Eighty seven.

hobbit-hole
tube-shaped
left-hand
deep-set
well-to-do
good-natured
took-clan
hobbit-hole
make-up
hobbit-hole
smoke-ring
good-morninged
front-door
tea-time
front-door
dark-green
word
old-looking
seed-cake
beer-mug
after-supper
ding-dong-a-ling-dang
hobbit-boy
rat-tat
pop-gun
sky-blue
late-comers
apple-tart
mince-pies
pork-pie
smoke-ring
clay-pipe
smoke-ring
hobbit-hole
deep-throated
dragon-fire
long-forgotten
walking-stick
wood-fire
bag-end
under-hill
beer-barrels
hearth-rug
drawing-room
great-grand-uncle
rabbit-hole
drawing-room
were-worms
great-great-great-grand-uncle
treasure-hunter
tea-time
dish-covers
far-off
side-door
burglar-expert
mock-politeness
out-of-pocket
food-supplies
now-a-days
now-a-days
blacksmith-work
side-door
twenty-first
side-door
spare-rooms
long-forgotten
dressing-gown
dining-room
thank-you
dining-room
dining-room
note-paper
walking-stick
half-finished
pocket-handkerchief
pocket-handkerchief
dark-green
dark-green
hobbit-lands
twenty-second
bag-end
hobbit-hole
elf-friend
lake-town
lake-people
dragon-sickness
tobacco-jar

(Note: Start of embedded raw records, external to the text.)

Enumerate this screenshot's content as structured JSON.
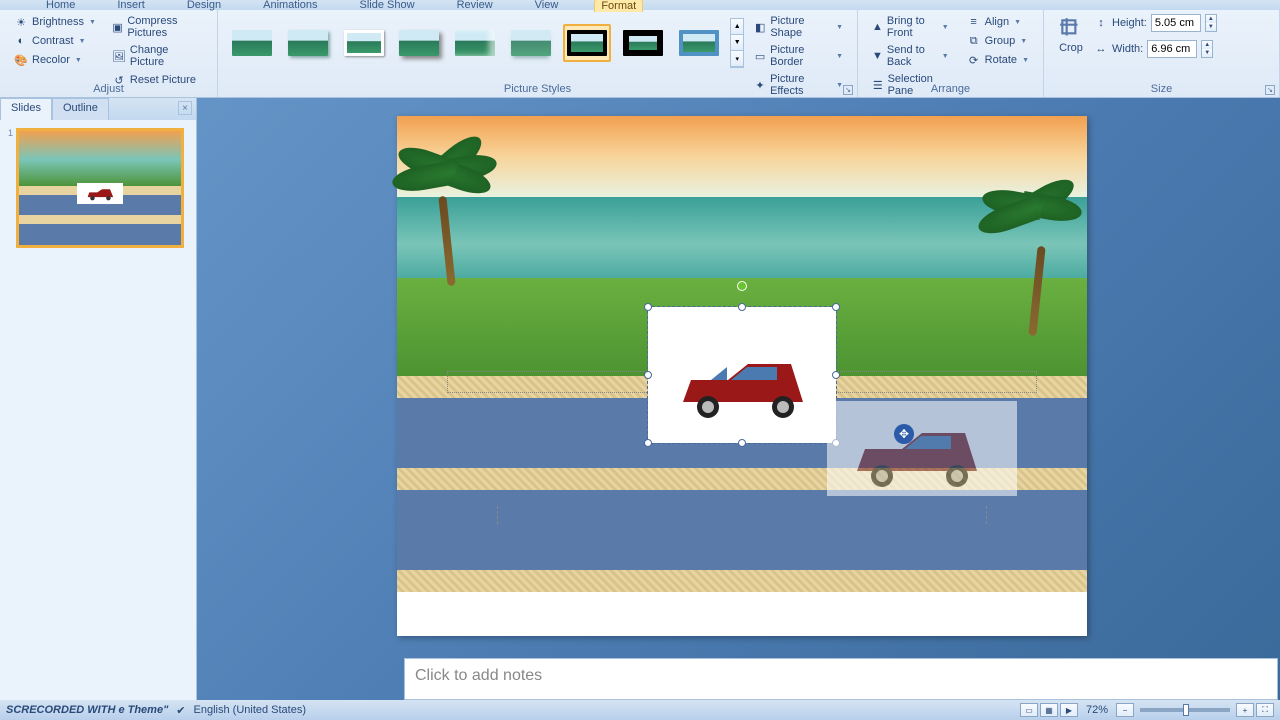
{
  "menubar": {
    "items": [
      "Home",
      "Insert",
      "Design",
      "Animations",
      "Slide Show",
      "Review",
      "View",
      "Format"
    ],
    "active": "Format"
  },
  "ribbon": {
    "adjust": {
      "label": "Adjust",
      "brightness": "Brightness",
      "contrast": "Contrast",
      "recolor": "Recolor",
      "compress": "Compress Pictures",
      "change": "Change Picture",
      "reset": "Reset Picture"
    },
    "pictureStyles": {
      "label": "Picture Styles",
      "shape": "Picture Shape",
      "border": "Picture Border",
      "effects": "Picture Effects"
    },
    "arrange": {
      "label": "Arrange",
      "bringFront": "Bring to Front",
      "sendBack": "Send to Back",
      "selectionPane": "Selection Pane",
      "align": "Align",
      "group": "Group",
      "rotate": "Rotate"
    },
    "size": {
      "label": "Size",
      "crop": "Crop",
      "heightLabel": "Height:",
      "widthLabel": "Width:",
      "height": "5.05 cm",
      "width": "6.96 cm"
    }
  },
  "panel": {
    "tabSlides": "Slides",
    "tabOutline": "Outline",
    "slideNumber": "1"
  },
  "notes": {
    "placeholder": "Click to add notes"
  },
  "status": {
    "recorded": "SCRECORDED WITH e Theme\"",
    "language": "English (United States)",
    "zoom": "72%"
  },
  "colors": {
    "accent": "#f0b040",
    "ribbon": "#eaf2fb",
    "bluebg": "#5a8ac0"
  }
}
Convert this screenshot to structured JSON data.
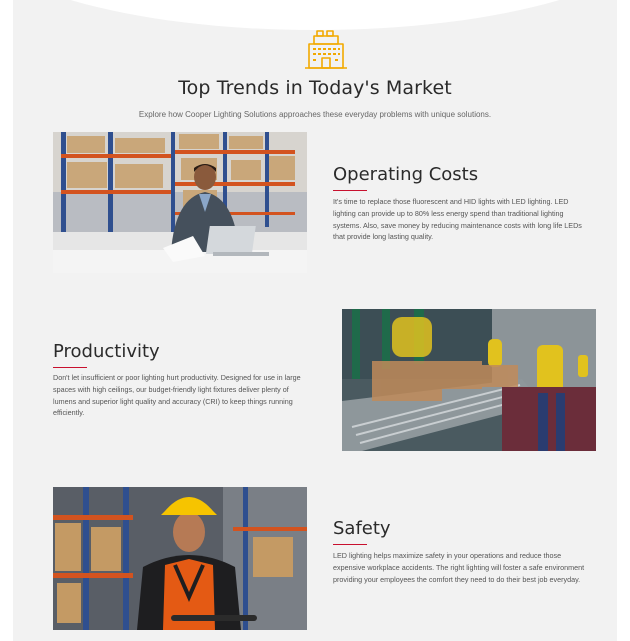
{
  "header": {
    "icon": "factory-building-icon",
    "title": "Top Trends in Today's Market",
    "subtitle": "Explore how Cooper Lighting Solutions approaches these everyday problems with unique solutions."
  },
  "colors": {
    "background": "#f2f2f2",
    "accent_icon": "#f2a900",
    "accent_rule": "#c8102e"
  },
  "blocks": [
    {
      "title": "Operating Costs",
      "text": "It's time to replace those fluorescent and HID lights with LED lighting. LED lighting can provide up to 80% less energy spend than traditional lighting systems. Also, save money by reducing maintenance costs with long life LEDs that provide long lasting quality.",
      "image": "warehouse-worker-laptop-photo"
    },
    {
      "title": "Productivity",
      "text": "Don't let insufficient or poor lighting hurt productivity. Designed for use in large spaces with high ceilings, our budget-friendly light fixtures deliver plenty of lumens and superior light quality and accuracy (CRI) to keep things running efficiently.",
      "image": "conveyor-belt-boxes-photo"
    },
    {
      "title": "Safety",
      "text": "LED lighting helps maximize safety in your operations and reduce those expensive workplace accidents. The right lighting will foster a safe environment providing your employees the comfort they need to do their best job everyday.",
      "image": "worker-hardhat-vest-photo"
    }
  ]
}
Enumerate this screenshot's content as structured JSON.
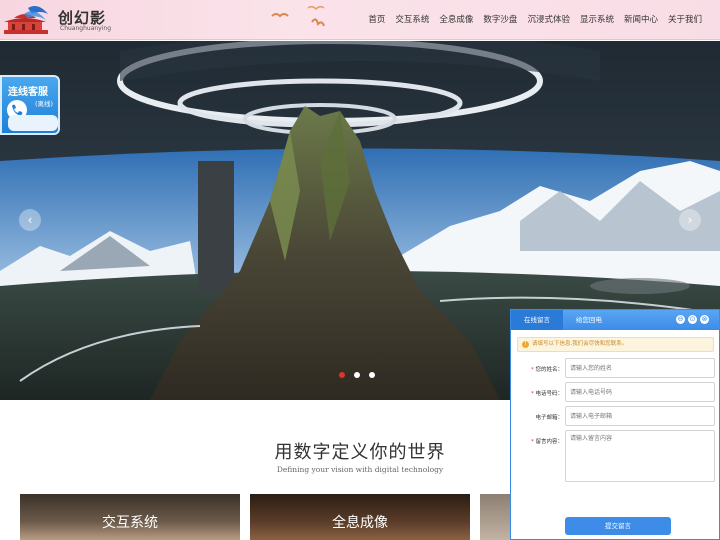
{
  "header": {
    "logo_cn": "创幻影",
    "logo_en": "Chuanghuanying",
    "nav": [
      "首页",
      "交互系统",
      "全息成像",
      "数字沙盘",
      "沉浸式体验",
      "显示系统",
      "新闻中心",
      "关于我们"
    ]
  },
  "hero": {
    "prev_icon": "‹",
    "next_icon": "›",
    "slide_count": 3,
    "active_slide": 1
  },
  "service_badge": {
    "title": "连线客服",
    "subtitle": "(离线)"
  },
  "section": {
    "title": "用数字定义你的世界",
    "subtitle": "Defining your vision with digital technology"
  },
  "cards": [
    {
      "label": "交互系统"
    },
    {
      "label": "全息成像"
    },
    {
      "label": ""
    }
  ],
  "message_panel": {
    "tabs": [
      "在线留言",
      "给您回电"
    ],
    "controls": [
      "⊖",
      "⊙",
      "⊗"
    ],
    "notice": "请填写以下信息,我们会尽快和您联系。",
    "fields": {
      "name": {
        "label": "您的姓名：",
        "placeholder": "请输入您的姓名"
      },
      "phone": {
        "label": "电话号码：",
        "placeholder": "请输入电话号码"
      },
      "email": {
        "label": "电子邮箱：",
        "placeholder": "请输入电子邮箱"
      },
      "message": {
        "label": "留言内容：",
        "placeholder": "请输入留言内容"
      }
    },
    "submit_label": "提交留言"
  },
  "colors": {
    "header_bg": "#f9dde6",
    "accent_blue": "#3c8ce8",
    "active_dot": "#e0342a",
    "notice_text": "#c58a2a"
  }
}
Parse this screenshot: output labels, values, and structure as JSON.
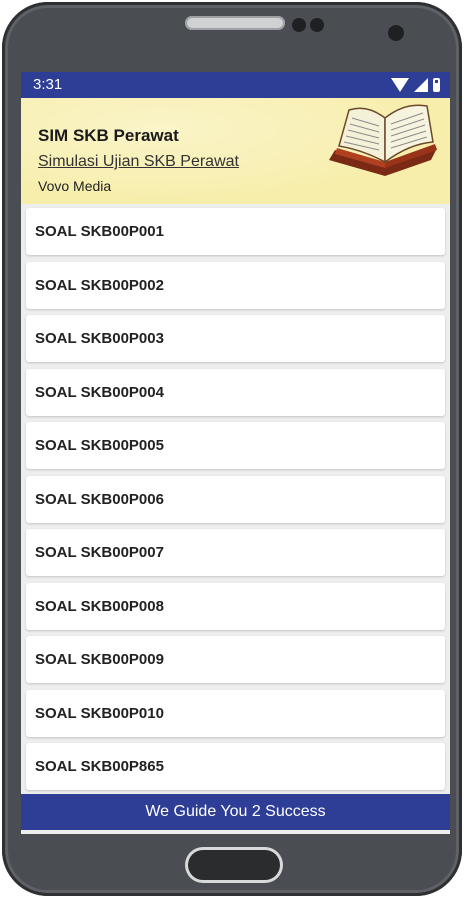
{
  "status_bar": {
    "time": "3:31"
  },
  "header": {
    "title": "SIM SKB Perawat",
    "subtitle": "Simulasi Ujian SKB Perawat",
    "publisher": "Vovo Media"
  },
  "list": {
    "items": [
      {
        "label": "SOAL SKB00P001"
      },
      {
        "label": "SOAL SKB00P002"
      },
      {
        "label": "SOAL SKB00P003"
      },
      {
        "label": "SOAL SKB00P004"
      },
      {
        "label": "SOAL SKB00P005"
      },
      {
        "label": "SOAL SKB00P006"
      },
      {
        "label": "SOAL SKB00P007"
      },
      {
        "label": "SOAL SKB00P008"
      },
      {
        "label": "SOAL SKB00P009"
      },
      {
        "label": "SOAL SKB00P010"
      },
      {
        "label": "SOAL SKB00P865"
      }
    ]
  },
  "footer": {
    "text": "We Guide You 2 Success"
  },
  "colors": {
    "accent": "#2e3e96",
    "header_bg": "#f7eeab",
    "phone_body": "#4a4d52"
  },
  "icons": [
    "wifi-icon",
    "signal-icon",
    "battery-icon",
    "open-book-icon"
  ]
}
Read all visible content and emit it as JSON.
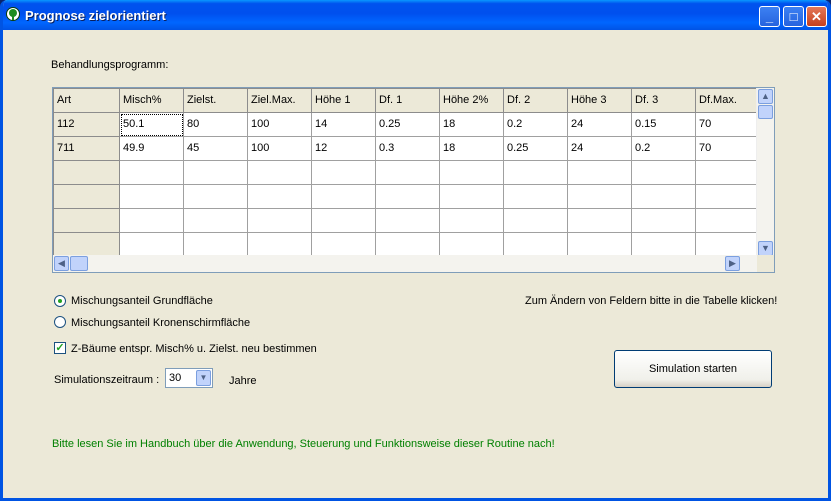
{
  "window": {
    "title": "Prognose zielorientiert",
    "buttons": {
      "minimize": "_",
      "maximize": "□",
      "close": "✕"
    }
  },
  "program_label": "Behandlungsprogramm:",
  "table": {
    "headers": [
      "Art",
      "Misch%",
      "Zielst.",
      "Ziel.Max.",
      "Höhe 1",
      "Df. 1",
      "Höhe 2%",
      "Df. 2",
      "Höhe 3",
      "Df. 3",
      "Df.Max."
    ],
    "rows": [
      [
        "112",
        "50.1",
        "80",
        "100",
        "14",
        "0.25",
        "18",
        "0.2",
        "24",
        "0.15",
        "70"
      ],
      [
        "711",
        "49.9",
        "45",
        "100",
        "12",
        "0.3",
        "18",
        "0.25",
        "24",
        "0.2",
        "70"
      ],
      [
        "",
        "",
        "",
        "",
        "",
        "",
        "",
        "",
        "",
        "",
        ""
      ],
      [
        "",
        "",
        "",
        "",
        "",
        "",
        "",
        "",
        "",
        "",
        ""
      ],
      [
        "",
        "",
        "",
        "",
        "",
        "",
        "",
        "",
        "",
        "",
        ""
      ],
      [
        "",
        "",
        "",
        "",
        "",
        "",
        "",
        "",
        "",
        "",
        ""
      ]
    ]
  },
  "options": {
    "radio_grundflaeche": "Mischungsanteil Grundfläche",
    "radio_kronenschirm": "Mischungsanteil Kronenschirmfläche",
    "selected_radio": "grundflaeche",
    "checkbox_label": "Z-Bäume entspr. Misch% u. Zielst. neu bestimmen",
    "checkbox_checked": true
  },
  "edit_hint": "Zum Ändern von Feldern bitte in die Tabelle klicken!",
  "simulation": {
    "period_label": "Simulationszeitraum :",
    "period_value": "30",
    "unit": "Jahre",
    "start_button": "Simulation starten"
  },
  "manual_hint": "Bitte lesen Sie im Handbuch über die Anwendung, Steuerung und Funktionsweise dieser Routine nach!",
  "icons": {
    "app": "tree-icon",
    "scroll_up": "▲",
    "scroll_down": "▼",
    "scroll_left": "◀",
    "scroll_right": "▶",
    "dropdown": "▼",
    "check": "✓"
  },
  "colors": {
    "titlebar": "#0053ee",
    "window_bg": "#ece9d8",
    "hint_text": "#008000"
  }
}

Elf compounds

In comparing the hyphenated words, I have reached the elf compounds.  OED attests all of the words below.  Only “elf-fire” and “elf-friend” overlap with the elf compounds of The Hobbit!

I am particularly intrigued by words of elven persons.  OED has the compound with folk, girl, kingdom, lady, queen, and woman, while The Hobbit has guard, host, king, lord, maiden, and prince.

Now… you know me, Word Fans.  I dug a little deeper.  “Elven” is a noun, obviously, meaning a female elf, like fox/fixin and monk/minchin.  In its second meaning, however, it is a combining appositive or attributive form:

 2. Comb. (referring to a kind of imaginary being in the works of J. R. R. Tolkien).

and Elf-king is attested therein.

To be thorough, “elvish” is the OED’s adjective for elf, also spelled “elfish”.  Not “elven”.  That’s pure JRRT.

elf-arrow
elf-bolt
elf-bore
elf-castle
elf-child
elf-craft
elf-cup
elf-dance
elf-dart
elf-dock
elf-fire – found in The Hobbit
elf-flame
elf-flower
elf-folk
elf-friend – found in The Hobbit
elf-girl
elf-god
elf-horn
elf-house
elf-key
elf-kingdom
elf-knight
elf-knot
elf-lady
elf-land
elf-light
elf-like
elf-lock
elf-queen
elf-rod
elf-shoot
elf-shot
elf-speech
elf-stone
elf-stricken
elf-striking
elf-struck
elf-taken
elf-twisted
elf-wing
elf-woman
elf-wort

“elf, n.1.” OED Online, Oxford University Press, June 2017, http://www.oed.com/view/Entry/60431. Accessed 13 September 2017.

“elf-lock, n.” OED Online, Oxford University Press, June 2017, http://www.oed.com/view/Entry/60439. Accessed 13 September

“ˈelf-shoot, v.” OED Online, Oxford University Press, June 2017, http://www.oed.com/view/Entry/60441. Accessed 13 September 2017.

“ˈelf-shot, n.” OED Online, Oxford University Press, June 2017, http://www.oed.com/view/Entry/60442. Accessed 13 September 2017.

“ˈelven, n.” OED Online, Oxford University Press, June 2017, http://www.oed.com/view/Entry/60661. Accessed 13 September 2017.

“elvish, adj.” OED Online, Oxford University Press, June 2017, http://www.oed.com/view/Entry/60664. Accessed 13 September 2017.